Metropolises of memory
Metropolises of memory: Holocaust survivors in comparative perspective, 1946-1984
Associate Professor David Slucki
About the project
This project investigates how Holocaust survivors in different cities tried to make sense of their traumatic pasts and fashioned distinctive identities as Holocaust survivors. Although they found themselves resettled in cities with very different urban and political environments, a global sense of survivor identity emerged in the post-war decades.
This project explores how such different environments produced such similar notions of what it meant to be a survivor, and how a common language emerged among many survivors. In many of the places in which survivors resettled, the Holocaust came to carry a similar kind of religious significance, one that often displaced their religious identities. These survivors established memorial cultures with their own distinctive calendars, rituals, and languages.
And yet, just as these common identities emerged across borders, these identities were multilayered, fractured, and often deeply contested. By examining what stories of the Holocaust the survivor world privileged and what experiences came to be lauded, this project asks: which stories were marginalized? How was the emergence of a particular kind of survivor identity built on the exclusion of other experiences? How did these debates among survivors shape what we understand the Holocaust to be?
“'A Struggle Unparalleled in Human History': Survivors Remember the Warsaw Ghetto Uprising", American Jewish History 103, no. 2 (2019): 203-225.
‘“One of the Greatest Martyrologies of Modern Times”: Recording, Remembering and the Black Book of Polish Jewry’, in Reconstructing the Old Country: American Jewry in the Post-Holocaust Decades, edited by Sheila Jelen and Eliyana Adler, Detroit: Wayne State University Press, 2017, 44-67.

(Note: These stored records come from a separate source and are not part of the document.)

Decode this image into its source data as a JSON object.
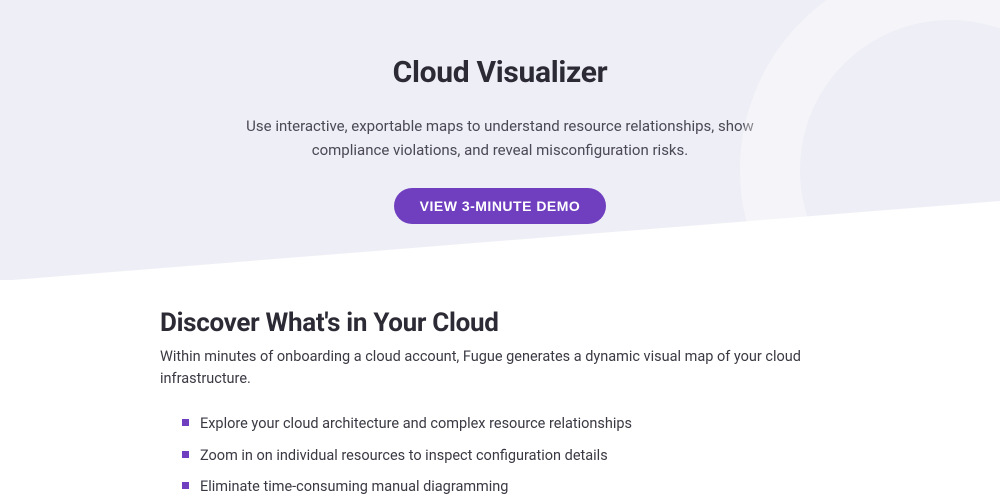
{
  "hero": {
    "title": "Cloud Visualizer",
    "subtitle": "Use interactive, exportable maps to understand resource relationships, show compliance violations, and reveal misconfiguration risks.",
    "cta_label": "VIEW 3-MINUTE DEMO"
  },
  "section": {
    "title": "Discover What's in Your Cloud",
    "subtitle": "Within minutes of onboarding a cloud account, Fugue generates a dynamic visual map of your cloud infrastructure.",
    "bullets": [
      "Explore your cloud architecture and complex resource relationships",
      "Zoom in on individual resources to inspect configuration details",
      "Eliminate time-consuming manual diagramming"
    ]
  },
  "colors": {
    "accent": "#6f3fbf",
    "hero_bg": "#eeeef6",
    "heading": "#2c2b35"
  }
}
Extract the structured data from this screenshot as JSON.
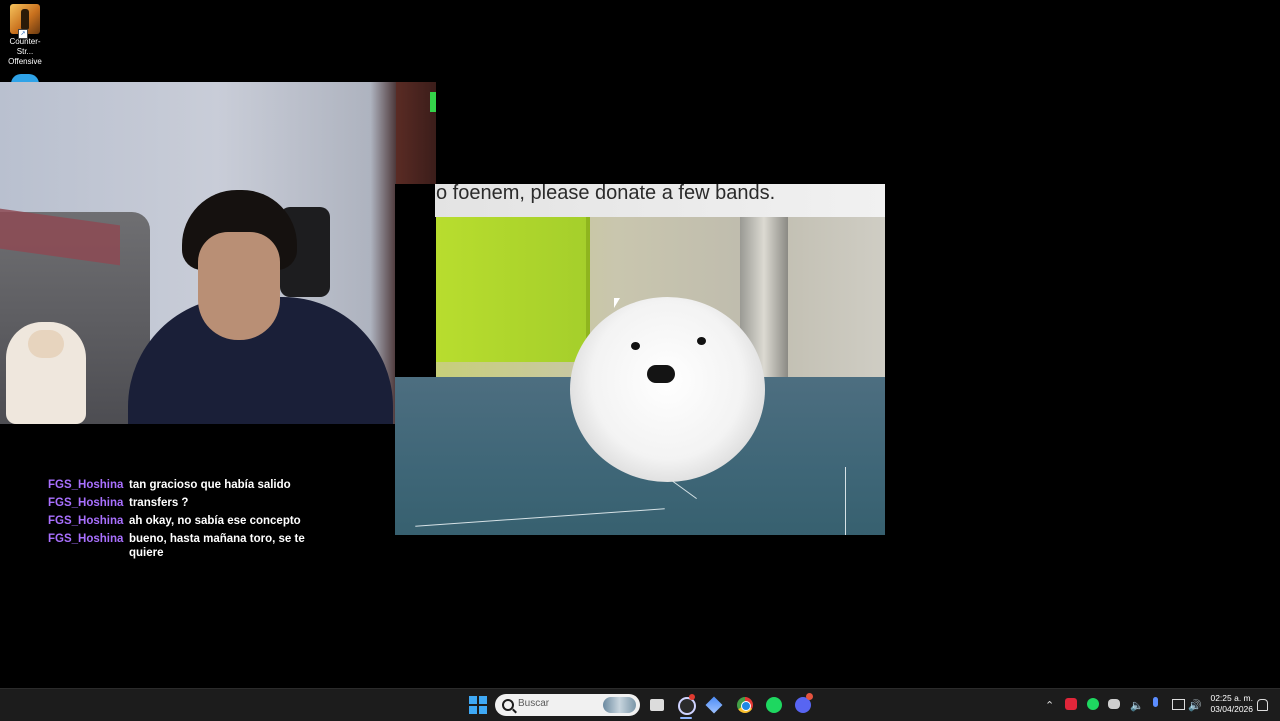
{
  "desktop": {
    "icons": [
      {
        "label_line1": "Counter-Str...",
        "label_line2": "Offensive",
        "icon": "counter-strike-icon"
      }
    ]
  },
  "chat": {
    "username_color": "#a970ff",
    "messages": [
      {
        "user": "FGS_Hoshina",
        "text": "tan gracioso que había salido"
      },
      {
        "user": "FGS_Hoshina",
        "text": "transfers ?"
      },
      {
        "user": "FGS_Hoshina",
        "text": "ah okay, no sabía ese concepto"
      },
      {
        "user": "FGS_Hoshina",
        "text": "bueno, hasta mañana toro, se te quiere"
      }
    ]
  },
  "overlay_image": {
    "caption": "o foenem, please donate a few bands."
  },
  "taskbar": {
    "search_placeholder": "Buscar",
    "apps": [
      "start-icon",
      "task-view-icon",
      "snipping-tool-icon",
      "diamond-app-icon",
      "chrome-icon",
      "spotify-icon",
      "discord-icon"
    ],
    "tray": [
      "chevron-up-icon",
      "recording-icon",
      "spotify-tray-icon",
      "discord-tray-icon",
      "speaker-icon",
      "microphone-icon",
      "network-icon",
      "volume-icon"
    ],
    "time": "02:25 a. m.",
    "date": "03/04/2026"
  }
}
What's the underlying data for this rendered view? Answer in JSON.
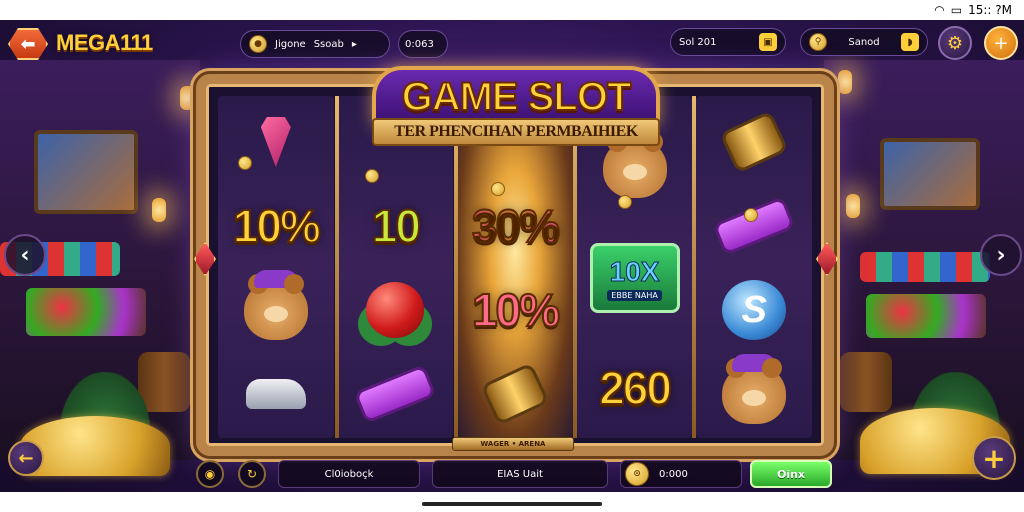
{
  "status_bar": {
    "time": "15:: ?M",
    "wifi_icon": "wifi-icon",
    "battery_icon": "battery-icon"
  },
  "header": {
    "brand": "MEGA111",
    "back_icon": "arrow-left-icon",
    "balance_pill": {
      "label": "Jigone",
      "value": "Ssoab",
      "extra": "0:063",
      "arrow": "▸"
    },
    "bet_pill": {
      "label": "Sol 201",
      "icon": "bag-icon"
    },
    "search_pill": {
      "label": "Sanod",
      "icon": "key-icon",
      "action_icon": "tag-icon"
    },
    "settings_icon": "gear-icon",
    "add_icon": "plus-icon"
  },
  "game": {
    "title": "GAME SLOT",
    "subtitle": "TER PHENCIHAN PERMBAIHIEK",
    "plate_text": "WAGER • ARENA",
    "reels": [
      {
        "cells": [
          {
            "kind": "gem"
          },
          {
            "kind": "text",
            "text": "10%",
            "color": "gold"
          },
          {
            "kind": "bear",
            "variant": "purple"
          },
          {
            "kind": "shoe"
          }
        ]
      },
      {
        "cells": [
          {
            "kind": "empty"
          },
          {
            "kind": "text",
            "text": "10",
            "color": "green"
          },
          {
            "kind": "apple"
          },
          {
            "kind": "cannon"
          }
        ]
      },
      {
        "cells": [
          {
            "kind": "empty"
          },
          {
            "kind": "text",
            "text": "30%",
            "color": "multi"
          },
          {
            "kind": "text",
            "text": "10%",
            "color": "pink"
          },
          {
            "kind": "barrel"
          }
        ]
      },
      {
        "cells": [
          {
            "kind": "bear",
            "variant": "red"
          },
          {
            "kind": "badge",
            "text": "10X",
            "sub": "EBBE NAHA"
          },
          {
            "kind": "text",
            "text": "260",
            "color": "gold"
          }
        ]
      },
      {
        "cells": [
          {
            "kind": "barrel"
          },
          {
            "kind": "cannon"
          },
          {
            "kind": "shield",
            "text": "S"
          },
          {
            "kind": "bear",
            "variant": "purple"
          }
        ]
      }
    ]
  },
  "nav": {
    "prev_icon": "chevron-left-icon",
    "next_icon": "chevron-right-icon"
  },
  "bottom_bar": {
    "corner_left_icon": "arrow-left-icon",
    "coin_btn_icon": "coin-icon",
    "refresh_icon": "refresh-icon",
    "field1": "Cl0ioboçk",
    "field2": "EIAS Uait",
    "credits_icon": "coin-icon",
    "credits": "0:000",
    "spin_label": "Oinx",
    "corner_right_icon": "plus-icon"
  },
  "colors": {
    "accent": "#ffcf3a",
    "frame": "#b8844a",
    "spin": "#2aa82a",
    "bg": "#2c1550"
  }
}
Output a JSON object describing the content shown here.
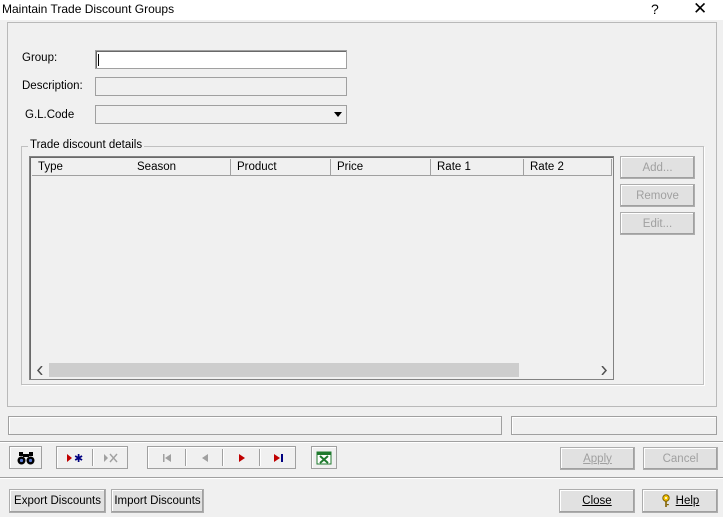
{
  "window": {
    "title": "Maintain Trade Discount Groups",
    "help_glyph": "?",
    "close_glyph": "✕"
  },
  "form": {
    "group_label": "Group:",
    "group_value": "",
    "description_label": "Description:",
    "description_value": "",
    "gl_code_label": "G.L.Code",
    "gl_code_value": ""
  },
  "details": {
    "legend": "Trade discount details",
    "columns": [
      "Type",
      "Season",
      "Product",
      "Price",
      "Rate 1",
      "Rate 2"
    ],
    "rows": [],
    "buttons": {
      "add": "Add...",
      "remove": "Remove",
      "edit": "Edit..."
    }
  },
  "toolbar": {
    "find_icon": "binoculars-icon",
    "new_icon": "new-record-icon",
    "delete_icon": "delete-record-icon",
    "first_icon": "first-record-icon",
    "prev_icon": "previous-record-icon",
    "next_icon": "next-record-icon",
    "last_icon": "last-record-icon",
    "excel_icon": "excel-export-icon"
  },
  "actions": {
    "apply": "Apply",
    "cancel": "Cancel",
    "export_discounts": "Export Discounts",
    "import_discounts": "Import Discounts",
    "close": "Close",
    "help": "Help"
  },
  "colors": {
    "background": "#f0f0f0",
    "nav_arrow_red": "#c00000",
    "nav_arrow_navy": "#000080",
    "excel_green": "#1f7a2e"
  }
}
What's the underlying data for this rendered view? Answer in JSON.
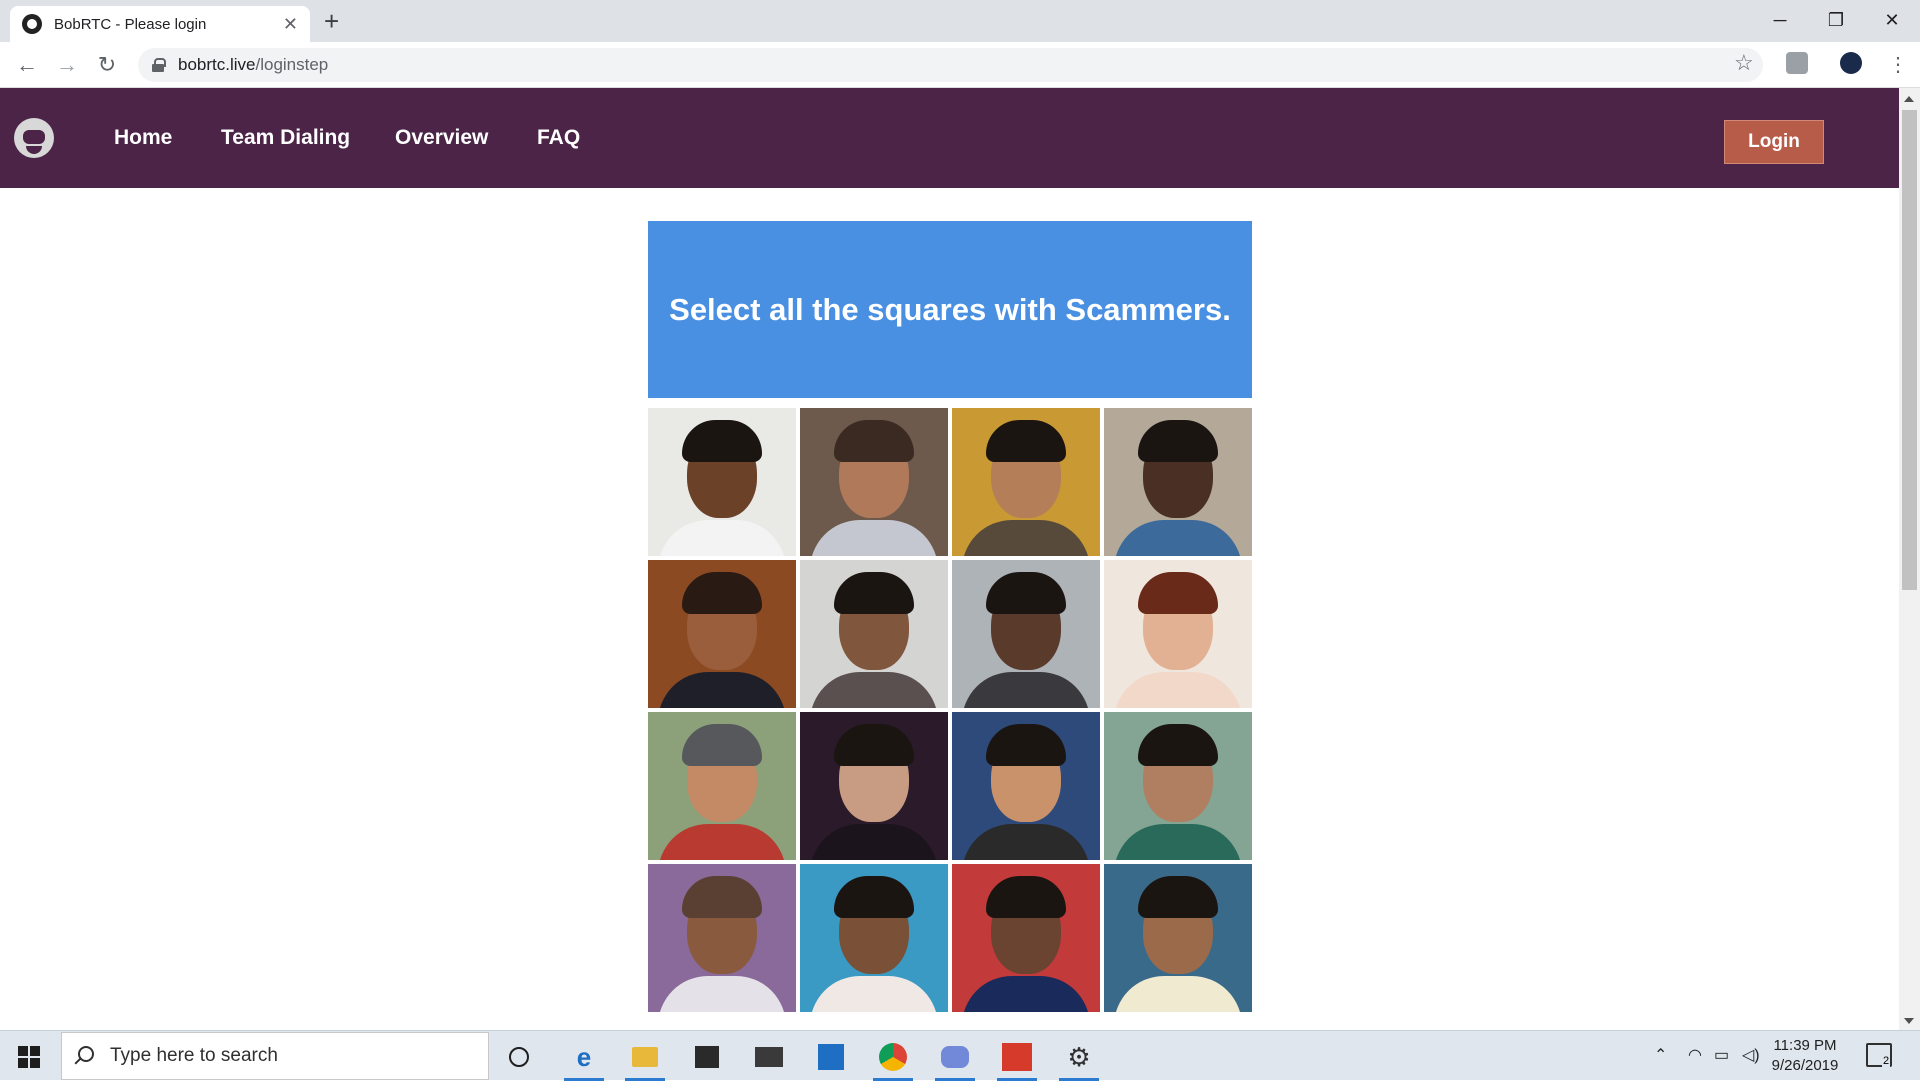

"Communities of Suffering: Jewish Holocaust survivor networks in postwar America", Jewish Social Studies 22, no. 2 (2017): 116-145.
Related conference and workshop papers
‘In Heroic Struggle: Yiddish and English Survivor Publications in the Postwar Decades', Early Holocaust Remembrance In The Jewish Press, From The Second World War To The 1960s, American University of Paris, 25 November 2019.
"‘Veterans of our Destruction': Survivors and the Immortalization of the Warsaw Ghetto Uprising", Lessons and Legacies Conference, St. Louis, 1-4 November 2018.
"Communities of Memory: Survivors and the Holocaust in the United States", Southeast German Studies Consortium Workshop, College of Charleston, 9-10 March 2017.
“'Veterans of our Destruction': Survivors and the Immortalization of the Warsaw Ghetto Uprising", Association for Jewish Studies annual conference, San Diego, 18-20 December, 2016.
Related talks & events
Keynote address: ‘The Warsaw Ghetto uprising 75 years on’, Warsaw Ghetto Uprising Commemoration, The Congress for Jewish Culture, New York City, 19 April 2018.
Public Lecture: “Yiddish is our language, concentration camp is our passport: Survivors and Holocaust memory in the United States", YIVO Institute for Jewish Research, New York City, 12 May 2016.
Emanuella Grinberg, How the Definition of Holocaust Survivor Has Changed Since the End of World War II, Smithsonian Magazine, 1 May 2019.
Rokhl Kafrissen, Night of the Murdered Poets, Tablet Magazine, 14 August 2019.
Rose and Isidore Drench Memorial Fellowship and the Dora and Mayer Tendler Fellowship in American Jewish Studies, YIVO Institute for Jewish Research, 2015-2016.